Human trafficking is a global issue, as evidenced by this recent protest in London.
Peter Macdiarmid/Getty Images
Human trafficking is a global issue, as evidenced by this recent protest in London.

The Los Angeles County District Attorney says she wants her office to treat minors arrested for sex-related crimes as victims, not criminals.

The DA's office announced Wednesday a new diversion program called First Step aimed at girls and boys ages 12 to 17 years old who are arrested for sex-related crimes such as prostitution. The one-year program would give the minor counseling, medical and social services to steer them away from the street and traffickers.

RELATED: Juvenile courts work to treat teen prostitutes as victims

For those minors that agree to enter the program and complete it, the original charge will be cleared.

“We want to give these children a chance to rebuild their lives,” said L.A. County District Attorney Jackie Lacey.

Between 2000 and 2010, the DA’s office has filed petition against 2,188 juveniles caught soliciting prostitution or loitering for solicitation. 

“We in law enforcement mostly ignored the underlying issues,” Lacey said.

Where to house teens during the program has always been a tricky issue. Often the girls and boys will run away from foster homes back to the trafficker. But placing them in juvenile hall has the feeling of incarceration.

“We believe that we should help these children, not detain them,” Lacey said.

The program will be rolled out in the Sylmar and Compton areas because of the number of arrests there and because the minors arrested actually live in that community.

The minors that agree to participate will be housed in a private, secret shelters much like women's shelters set up for victims of domestic abuse, she said.

“It’s going to be a matter of patience, a matter of counseling and a matter of encouraging that child to remain with us where they will be safe,” Lacey said.

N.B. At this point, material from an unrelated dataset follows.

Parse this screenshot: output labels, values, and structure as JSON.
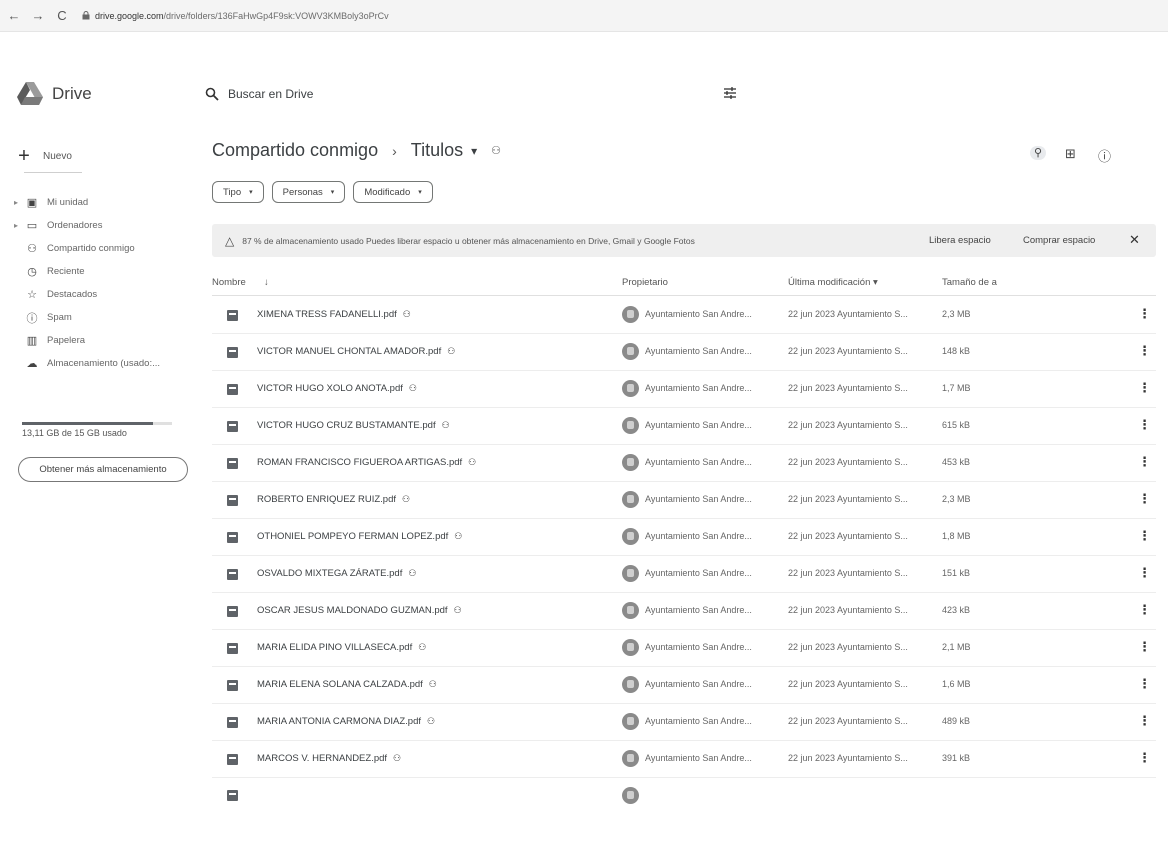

Minors without serious offenses in the background who have cases pending will be eligible to enroll in the First Step diversion program. The DA’s office estimates there are roughly 500 to 1,000 juveniles currently in that situation.

This story has been updated.